Sometimes it’s just better to apologize to unhappy clients on online review sites
BY Zach Zavoral
Published in the July/August 2014 issue
Last issue, we looked at the fact your business could have a Facebook page without even knowing it. Let’s talk now about other ways customers talk behind your back — and what you can do about it.
Owning your online reputation takes guts. Honestly, you might not be able to handle it. But the reality is, you’re the only one who can.
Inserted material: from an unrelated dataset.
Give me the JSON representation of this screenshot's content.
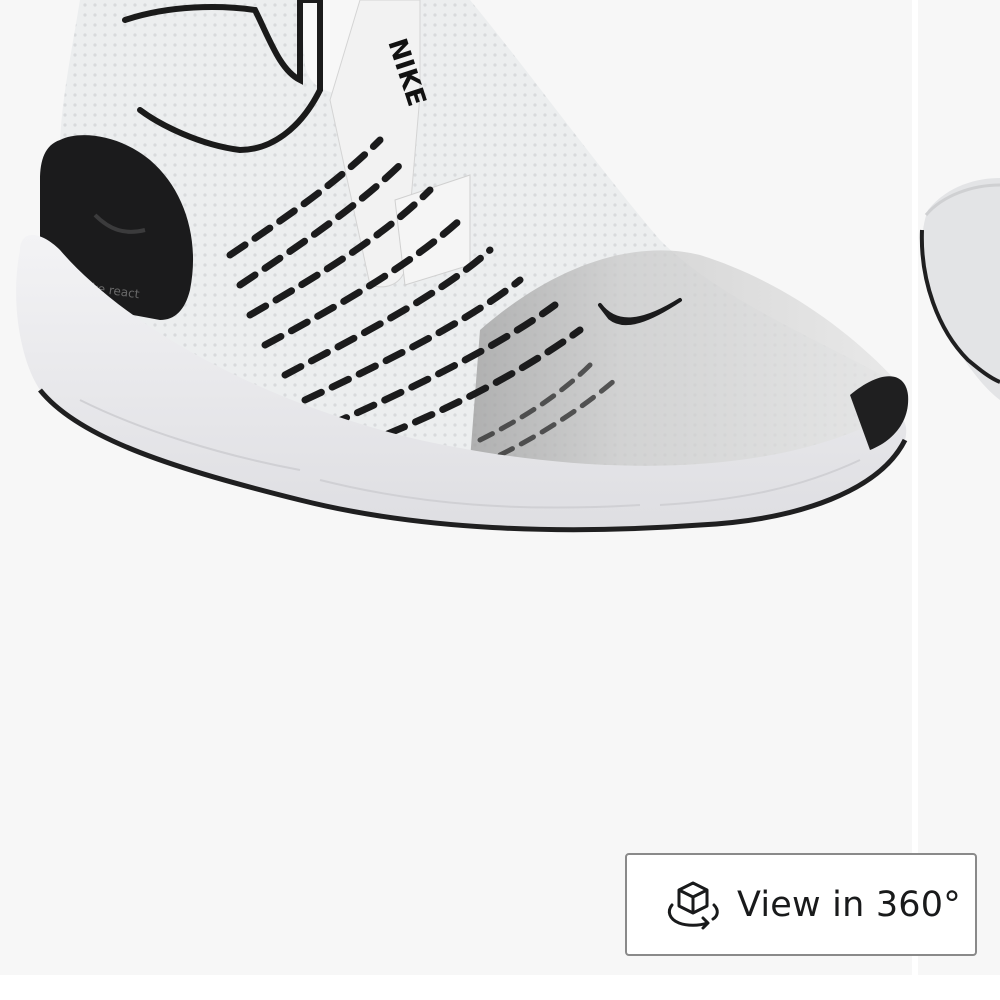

To improve your online reputation, you must actually confront angry patients. Why? On Yelp, Angie’s List, Healthgrades and Google, only the patient can remove a negative review. You can’t do it. Yelp won’t do it (not even if you pay them). And legal precedent favors the patient: Wong v. Jing — a 2009 case involving a pediatric dentist suing an upset patient for a negative review on Yelp — cost the practitioner $81,000 in fines and the negative review stayed online. Ouch.
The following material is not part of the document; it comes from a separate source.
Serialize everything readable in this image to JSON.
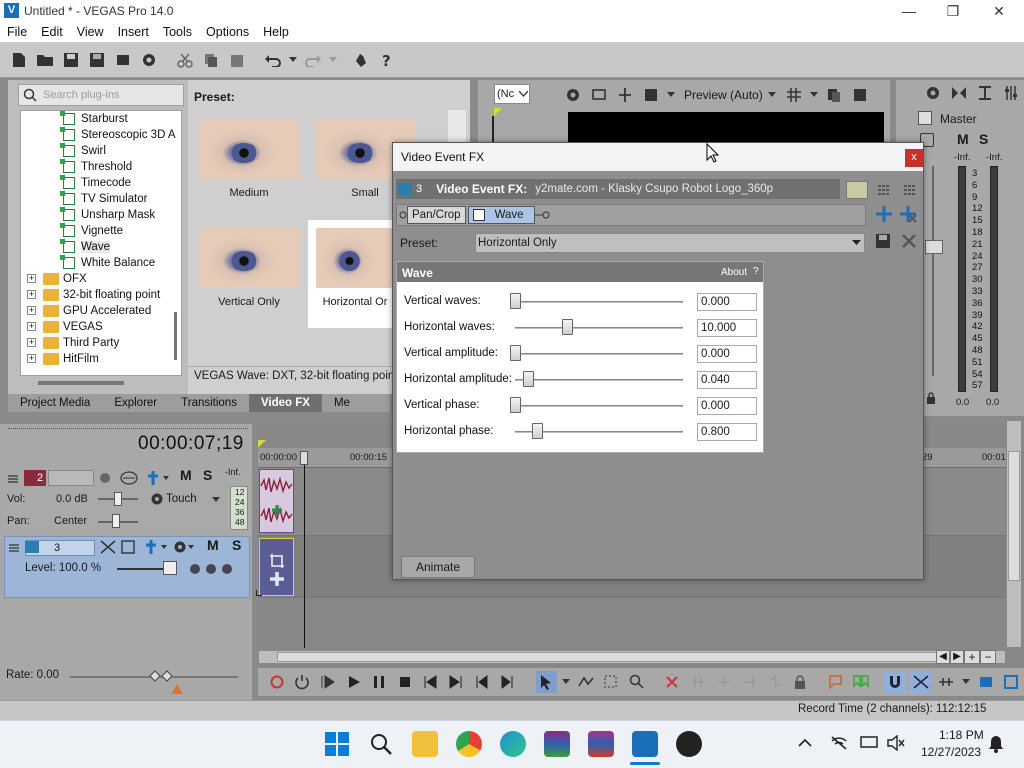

Your staff can’t resolve the issue, either. An apology is most effective coming from you. So when you see a negative review, decipher it to learn the precise issue that upset the patient. (You or your staff will likely know which patient posted the review based on the experience described.)
Then the gutsy part: call the patient directly, in private, without advance notice. Don’t e-mail. Just take a deep breath and call the patient.
When you connect on the phone:
- Say that the patient’s satisfaction is your top priority.
- Apologize for whatever issue caused the negative review.
- Offer some sort of restitution for the “error,” anything from discounted eyewear to a restaurant gift certificate.
- Explain that your practice’s reputation is important to you because it reflects who you are as a person.
- By this point, you have softened up the disgruntled patient, presenting yourself as a caring, humble practitioner of honorable character. The patient now knows you see them as a person, not a cash cow.
- You can now directly and politely request that the patient remove their negative review from Yelp (or whichever website they used).
How about when you’re not genuinely sorry for the patient’s experience? Say a patient is upset because they misunderstood their bill and had to pay $60 more than anticipated. An apology and free lunch won’t resolve the issue; the patient still feels “robbed” of $60. To you, though, the patient is only complaining because they want cheap eyecare!
Should you still apologize? Ask yourself how much that negative review is worth. To the patient, the review is worth exactly how much money they feel you’ve “stolen.” But the impact on your practice is far greater: iPhone’s Siri uses Yelp reviews to determine which eyecare practice is “the best” in any given area. One negative review could bump your practice off the list.
If a patient refuses to remove the review, you can try the less-effective route of “burying” it. Ask your satisfied patients to post positive reviews of their experiences. Bear in mind, though, that readers “score” reviews based on their helpfulness. If the negative review is deemed “helpful” to readers, you may never be able to bury it — but at least you’ll have positive notices alongside the negative.
One more caveat: don’t bother signing up for one of those “online reputation” businesses, which do little more than set up Google alerts for your name and your practice and tell you anytime your practice’s name is published online. These online reputation services can’t remove a negative review of your practice from the Internet — and you can set up your own Google alerts.
Finally, though you may not want to admit it, your online reputation on sites like Yelp might just be an accurate portrayal of your offline reputation as well. If you receive several bad reviews online, you’re likely getting as many offline. Try looking within your practice to see where problems exist. The best way to maintain a golden reputation is to offer golden patient care, plain and simple.